Now, the query we are to issue will find the stocks and dates that have values that are within a range of a given stock's value. For this example, the date is ignored. To make this query a bit more interesting, let's issue it as a single query, using another new MySQL 4.1 feature, subqueries.
SELECT s2.ticker, s2.ticker_date FROM stock s2 WHERE s2.ticker != 'FOO' AND MBRINTERSECTS(s2.ticker_range, (SELECT LineStringFromWKB(LineString( Point(MIN(X(STARTPOINT(s1.ticker_range))), MIN(IF(Y(STARTPOINT(s1.ticker_range)) < Y(ENDPOINT(s1.ticker_range)), Y(STARTPOINT(s1.ticker_range)), Y(ENDPOINT(s1.ticker_range))))), Point(MAX(X(STARTPOINT(s1.ticker_range))), MAX(IF(Y(STARTPOINT(s1.ticker_range)) > Y(ENDPOINT(s1.ticker_range)), Y(STARTPOINT(s1.ticker_range)), Y(ENDPOINT(s1.ticker_range))))))) FROM stock s1 WHERE s1.ticker = 'FOO')) = 1;
This query constructs a
LINESTRING in the subquery which as its
first point has the start date, and the lowest value of the stock during the
period. The second point is the end date, and the highest value of the stock
during the period. The
MBRINTERSECT() will check if the MBR of the
objects passed as arguments intersect, and if so, will return 1, else 0. The
result of the query above is:
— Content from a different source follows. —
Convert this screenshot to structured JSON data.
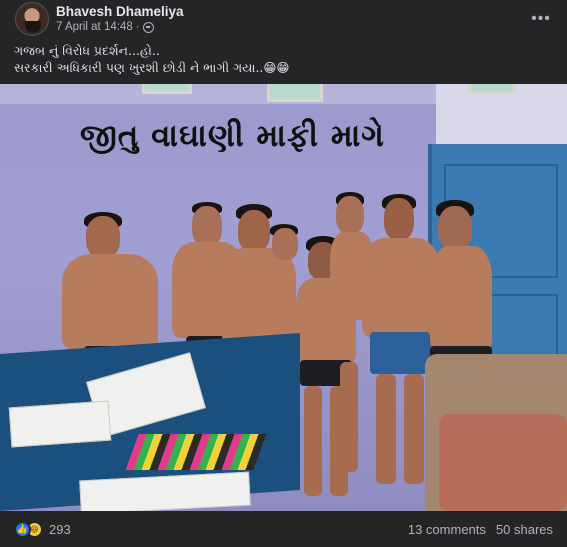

+--------+-------------+ | ticker | ticker_date | +--------+-------------+ | BAR | 2004-04-04 | | BAR | 2004-04-05 | | BLG | 2004-04-01 | | BLG | 2004-04-04 | | BLG | 2004-04-05 | +--------+-------------+ 5 rows in set (0.00 sec)
This just scratches the surface of what you can do with the MySQL Spatial Extensions in MySQL 4.1, and hopefully gets you thinking about ways you can use it with even non-spatial data. You can get all of the details about the spatial functionality in the "Spatial Extensions in MySQL" chapter of the MySQL Reference Manual, and learn more about the OpenGIS standards the Open Geospatial Consortium (OGC) website.